*** Exercise material ***

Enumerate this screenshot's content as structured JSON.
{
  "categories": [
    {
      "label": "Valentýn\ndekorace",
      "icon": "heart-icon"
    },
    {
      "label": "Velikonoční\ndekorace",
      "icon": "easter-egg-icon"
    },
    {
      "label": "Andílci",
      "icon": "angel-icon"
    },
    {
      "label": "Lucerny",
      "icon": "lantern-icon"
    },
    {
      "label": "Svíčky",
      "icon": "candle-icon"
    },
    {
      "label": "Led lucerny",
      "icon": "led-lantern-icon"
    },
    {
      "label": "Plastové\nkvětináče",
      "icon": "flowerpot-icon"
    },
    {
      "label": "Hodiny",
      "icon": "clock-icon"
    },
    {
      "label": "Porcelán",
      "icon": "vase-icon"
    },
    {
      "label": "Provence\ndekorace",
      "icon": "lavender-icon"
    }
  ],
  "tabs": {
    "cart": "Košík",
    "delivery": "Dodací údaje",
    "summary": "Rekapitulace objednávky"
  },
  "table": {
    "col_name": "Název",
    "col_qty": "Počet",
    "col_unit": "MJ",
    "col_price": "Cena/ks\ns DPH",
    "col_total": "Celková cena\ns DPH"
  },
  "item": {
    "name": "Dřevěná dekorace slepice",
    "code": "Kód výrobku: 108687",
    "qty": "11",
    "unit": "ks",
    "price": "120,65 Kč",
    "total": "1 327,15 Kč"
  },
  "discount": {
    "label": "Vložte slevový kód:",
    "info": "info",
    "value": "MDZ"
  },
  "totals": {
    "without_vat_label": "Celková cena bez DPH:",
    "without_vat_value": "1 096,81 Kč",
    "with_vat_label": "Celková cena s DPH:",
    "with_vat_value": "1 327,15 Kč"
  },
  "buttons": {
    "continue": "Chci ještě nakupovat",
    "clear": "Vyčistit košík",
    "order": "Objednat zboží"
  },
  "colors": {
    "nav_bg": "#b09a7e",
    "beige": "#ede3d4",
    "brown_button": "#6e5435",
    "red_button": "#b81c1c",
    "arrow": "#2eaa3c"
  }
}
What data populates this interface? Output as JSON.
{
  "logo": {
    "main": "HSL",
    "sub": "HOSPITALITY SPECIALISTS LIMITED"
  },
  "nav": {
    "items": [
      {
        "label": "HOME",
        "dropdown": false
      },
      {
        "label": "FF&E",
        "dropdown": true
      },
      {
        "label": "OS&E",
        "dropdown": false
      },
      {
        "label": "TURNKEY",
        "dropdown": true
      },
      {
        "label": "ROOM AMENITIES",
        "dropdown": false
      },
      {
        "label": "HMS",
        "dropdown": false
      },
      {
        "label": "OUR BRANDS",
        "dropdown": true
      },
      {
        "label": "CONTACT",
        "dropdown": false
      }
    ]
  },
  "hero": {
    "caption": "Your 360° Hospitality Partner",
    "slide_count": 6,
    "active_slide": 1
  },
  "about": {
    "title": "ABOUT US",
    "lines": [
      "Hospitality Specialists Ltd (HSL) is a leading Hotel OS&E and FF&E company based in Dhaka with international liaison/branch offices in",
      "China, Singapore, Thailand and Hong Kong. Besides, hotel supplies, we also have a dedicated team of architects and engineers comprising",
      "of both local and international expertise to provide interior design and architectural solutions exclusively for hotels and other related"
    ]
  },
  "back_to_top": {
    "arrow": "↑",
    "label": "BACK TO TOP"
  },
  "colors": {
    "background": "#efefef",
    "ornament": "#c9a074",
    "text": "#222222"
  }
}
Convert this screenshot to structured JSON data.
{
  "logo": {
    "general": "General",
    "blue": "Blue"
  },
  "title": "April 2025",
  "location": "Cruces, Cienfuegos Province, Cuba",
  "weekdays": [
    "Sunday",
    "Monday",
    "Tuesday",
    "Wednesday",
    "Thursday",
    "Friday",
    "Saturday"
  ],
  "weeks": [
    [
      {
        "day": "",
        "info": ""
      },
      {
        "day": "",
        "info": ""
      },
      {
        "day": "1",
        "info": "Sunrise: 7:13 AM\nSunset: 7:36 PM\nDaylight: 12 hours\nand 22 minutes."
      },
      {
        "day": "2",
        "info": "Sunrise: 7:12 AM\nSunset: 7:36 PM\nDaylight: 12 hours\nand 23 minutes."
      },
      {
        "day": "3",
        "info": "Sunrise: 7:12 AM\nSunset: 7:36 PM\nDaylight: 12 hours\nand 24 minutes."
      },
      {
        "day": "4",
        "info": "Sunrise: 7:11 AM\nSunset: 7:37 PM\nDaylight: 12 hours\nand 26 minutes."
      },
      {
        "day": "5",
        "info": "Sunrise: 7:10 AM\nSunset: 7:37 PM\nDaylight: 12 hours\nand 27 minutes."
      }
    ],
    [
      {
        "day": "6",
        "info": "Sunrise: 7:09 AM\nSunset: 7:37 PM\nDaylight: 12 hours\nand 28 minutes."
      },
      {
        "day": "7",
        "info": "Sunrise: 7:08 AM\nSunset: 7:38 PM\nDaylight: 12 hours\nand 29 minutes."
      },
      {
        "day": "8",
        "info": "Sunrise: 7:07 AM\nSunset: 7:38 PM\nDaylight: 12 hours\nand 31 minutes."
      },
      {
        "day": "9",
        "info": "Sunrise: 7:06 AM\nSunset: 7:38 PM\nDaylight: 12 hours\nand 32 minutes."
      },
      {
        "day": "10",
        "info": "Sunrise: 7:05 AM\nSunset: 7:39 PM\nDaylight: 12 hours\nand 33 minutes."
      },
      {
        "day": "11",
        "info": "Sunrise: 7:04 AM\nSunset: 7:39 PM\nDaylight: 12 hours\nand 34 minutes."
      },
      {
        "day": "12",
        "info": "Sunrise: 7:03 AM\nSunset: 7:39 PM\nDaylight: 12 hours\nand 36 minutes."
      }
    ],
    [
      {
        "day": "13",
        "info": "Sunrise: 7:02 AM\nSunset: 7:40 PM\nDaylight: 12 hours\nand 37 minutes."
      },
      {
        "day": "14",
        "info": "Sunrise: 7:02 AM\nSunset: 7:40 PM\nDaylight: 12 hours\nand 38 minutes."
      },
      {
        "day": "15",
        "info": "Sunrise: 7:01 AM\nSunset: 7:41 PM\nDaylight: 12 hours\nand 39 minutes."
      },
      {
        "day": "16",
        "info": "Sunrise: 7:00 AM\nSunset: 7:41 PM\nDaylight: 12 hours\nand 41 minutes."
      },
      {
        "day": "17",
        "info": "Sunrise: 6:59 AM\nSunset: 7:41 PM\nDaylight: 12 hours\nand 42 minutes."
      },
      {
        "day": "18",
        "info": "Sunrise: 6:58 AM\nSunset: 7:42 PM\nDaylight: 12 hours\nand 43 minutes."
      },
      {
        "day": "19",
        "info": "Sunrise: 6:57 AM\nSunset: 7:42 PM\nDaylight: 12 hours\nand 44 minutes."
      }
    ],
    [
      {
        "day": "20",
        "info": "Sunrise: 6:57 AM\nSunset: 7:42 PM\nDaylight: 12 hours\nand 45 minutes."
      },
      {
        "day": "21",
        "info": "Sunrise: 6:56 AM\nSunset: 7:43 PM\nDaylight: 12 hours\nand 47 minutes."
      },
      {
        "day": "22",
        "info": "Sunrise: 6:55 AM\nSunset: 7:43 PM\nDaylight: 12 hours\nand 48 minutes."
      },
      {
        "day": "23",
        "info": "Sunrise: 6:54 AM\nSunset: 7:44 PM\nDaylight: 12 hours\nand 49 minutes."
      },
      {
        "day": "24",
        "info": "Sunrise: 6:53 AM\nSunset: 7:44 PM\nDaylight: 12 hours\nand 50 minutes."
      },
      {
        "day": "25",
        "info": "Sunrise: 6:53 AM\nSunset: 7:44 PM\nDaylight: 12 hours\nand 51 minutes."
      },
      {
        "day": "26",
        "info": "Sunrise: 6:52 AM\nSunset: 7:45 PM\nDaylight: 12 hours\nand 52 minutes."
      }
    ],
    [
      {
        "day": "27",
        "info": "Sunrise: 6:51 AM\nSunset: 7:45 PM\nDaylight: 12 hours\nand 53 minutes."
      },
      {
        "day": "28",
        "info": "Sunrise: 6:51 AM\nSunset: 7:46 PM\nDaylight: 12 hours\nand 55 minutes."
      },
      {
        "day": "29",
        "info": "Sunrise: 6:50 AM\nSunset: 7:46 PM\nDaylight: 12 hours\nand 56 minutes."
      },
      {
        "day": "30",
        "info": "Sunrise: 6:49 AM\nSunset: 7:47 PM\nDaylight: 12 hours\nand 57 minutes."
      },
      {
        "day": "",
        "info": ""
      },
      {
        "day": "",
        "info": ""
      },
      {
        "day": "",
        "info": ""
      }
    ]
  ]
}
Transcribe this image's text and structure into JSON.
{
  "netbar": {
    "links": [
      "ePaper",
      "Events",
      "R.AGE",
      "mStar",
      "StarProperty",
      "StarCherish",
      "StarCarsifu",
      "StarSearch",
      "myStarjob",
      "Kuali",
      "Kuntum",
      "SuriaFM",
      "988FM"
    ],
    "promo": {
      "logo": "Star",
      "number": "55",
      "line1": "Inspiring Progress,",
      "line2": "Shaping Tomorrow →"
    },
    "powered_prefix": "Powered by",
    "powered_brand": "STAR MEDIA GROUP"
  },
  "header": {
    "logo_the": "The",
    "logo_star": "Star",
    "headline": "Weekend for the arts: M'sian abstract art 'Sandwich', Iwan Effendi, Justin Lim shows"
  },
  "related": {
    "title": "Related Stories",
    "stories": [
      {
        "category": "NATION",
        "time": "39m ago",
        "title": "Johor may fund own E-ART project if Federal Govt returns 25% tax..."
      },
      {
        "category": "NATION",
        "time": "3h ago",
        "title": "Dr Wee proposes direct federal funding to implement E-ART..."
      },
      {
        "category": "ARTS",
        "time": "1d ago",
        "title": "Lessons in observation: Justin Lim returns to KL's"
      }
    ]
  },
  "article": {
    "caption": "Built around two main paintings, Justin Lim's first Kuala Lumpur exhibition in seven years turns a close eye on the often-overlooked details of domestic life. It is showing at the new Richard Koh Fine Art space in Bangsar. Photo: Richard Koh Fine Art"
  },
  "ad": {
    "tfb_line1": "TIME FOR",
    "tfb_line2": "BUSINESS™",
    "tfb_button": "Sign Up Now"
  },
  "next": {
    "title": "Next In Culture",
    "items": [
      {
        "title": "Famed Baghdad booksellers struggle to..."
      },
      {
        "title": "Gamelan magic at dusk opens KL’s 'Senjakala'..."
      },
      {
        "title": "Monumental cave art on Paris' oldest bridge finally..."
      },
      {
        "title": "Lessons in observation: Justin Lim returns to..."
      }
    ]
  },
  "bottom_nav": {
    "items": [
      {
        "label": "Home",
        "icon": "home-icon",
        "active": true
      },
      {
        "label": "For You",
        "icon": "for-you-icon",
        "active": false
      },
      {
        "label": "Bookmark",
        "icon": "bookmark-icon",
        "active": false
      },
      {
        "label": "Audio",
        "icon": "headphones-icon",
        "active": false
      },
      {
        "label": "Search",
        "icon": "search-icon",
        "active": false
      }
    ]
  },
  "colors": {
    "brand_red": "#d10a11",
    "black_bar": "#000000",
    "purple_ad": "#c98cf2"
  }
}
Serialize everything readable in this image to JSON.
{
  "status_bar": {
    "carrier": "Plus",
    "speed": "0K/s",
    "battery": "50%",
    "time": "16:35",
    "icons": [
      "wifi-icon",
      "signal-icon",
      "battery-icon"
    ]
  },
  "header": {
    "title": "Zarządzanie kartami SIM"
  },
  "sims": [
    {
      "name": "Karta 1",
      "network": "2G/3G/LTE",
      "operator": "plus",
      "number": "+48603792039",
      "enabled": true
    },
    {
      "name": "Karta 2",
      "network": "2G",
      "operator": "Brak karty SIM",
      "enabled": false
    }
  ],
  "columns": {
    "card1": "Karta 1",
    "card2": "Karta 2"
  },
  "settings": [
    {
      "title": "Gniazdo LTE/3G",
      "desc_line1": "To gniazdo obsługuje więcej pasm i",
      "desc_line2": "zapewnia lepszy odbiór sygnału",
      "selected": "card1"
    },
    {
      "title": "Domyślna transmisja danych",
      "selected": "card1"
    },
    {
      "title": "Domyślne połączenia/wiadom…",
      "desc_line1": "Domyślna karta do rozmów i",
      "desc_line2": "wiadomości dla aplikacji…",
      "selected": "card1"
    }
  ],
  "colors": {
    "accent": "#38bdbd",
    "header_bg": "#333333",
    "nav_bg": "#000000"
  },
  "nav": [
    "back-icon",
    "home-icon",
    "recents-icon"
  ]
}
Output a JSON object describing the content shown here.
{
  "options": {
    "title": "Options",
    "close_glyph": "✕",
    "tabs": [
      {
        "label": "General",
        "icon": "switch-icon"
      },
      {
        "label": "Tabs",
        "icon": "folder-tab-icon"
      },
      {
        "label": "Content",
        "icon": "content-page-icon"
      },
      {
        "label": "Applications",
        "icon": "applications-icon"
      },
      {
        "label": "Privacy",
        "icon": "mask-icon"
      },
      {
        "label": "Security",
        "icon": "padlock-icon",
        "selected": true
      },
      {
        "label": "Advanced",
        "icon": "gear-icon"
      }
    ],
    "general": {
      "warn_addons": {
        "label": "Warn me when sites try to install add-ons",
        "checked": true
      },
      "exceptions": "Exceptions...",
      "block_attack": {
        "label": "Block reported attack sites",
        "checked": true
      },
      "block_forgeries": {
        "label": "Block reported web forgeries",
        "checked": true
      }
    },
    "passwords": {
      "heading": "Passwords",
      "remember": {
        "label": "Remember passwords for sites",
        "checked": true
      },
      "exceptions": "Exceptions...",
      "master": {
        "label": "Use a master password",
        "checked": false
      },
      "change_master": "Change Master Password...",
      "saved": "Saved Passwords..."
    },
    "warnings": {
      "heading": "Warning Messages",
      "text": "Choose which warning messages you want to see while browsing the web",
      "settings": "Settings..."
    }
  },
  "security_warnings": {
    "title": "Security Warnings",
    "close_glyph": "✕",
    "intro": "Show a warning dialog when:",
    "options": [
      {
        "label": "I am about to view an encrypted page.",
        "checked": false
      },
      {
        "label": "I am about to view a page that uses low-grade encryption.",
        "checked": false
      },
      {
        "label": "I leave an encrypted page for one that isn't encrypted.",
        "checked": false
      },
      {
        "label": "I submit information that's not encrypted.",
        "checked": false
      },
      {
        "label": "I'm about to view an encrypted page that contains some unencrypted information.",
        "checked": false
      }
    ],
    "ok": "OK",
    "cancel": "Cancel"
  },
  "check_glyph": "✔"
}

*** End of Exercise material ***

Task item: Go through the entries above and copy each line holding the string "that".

Solution to this exercise:
        "label": "I am about to view a page that uses low-grade encryption.",
        "label": "I leave an encrypted page for one that isn't encrypted.",
        "label": "I submit information that's not encrypted.",
        "label": "I'm about to view an encrypted page that contains some unencrypted information.",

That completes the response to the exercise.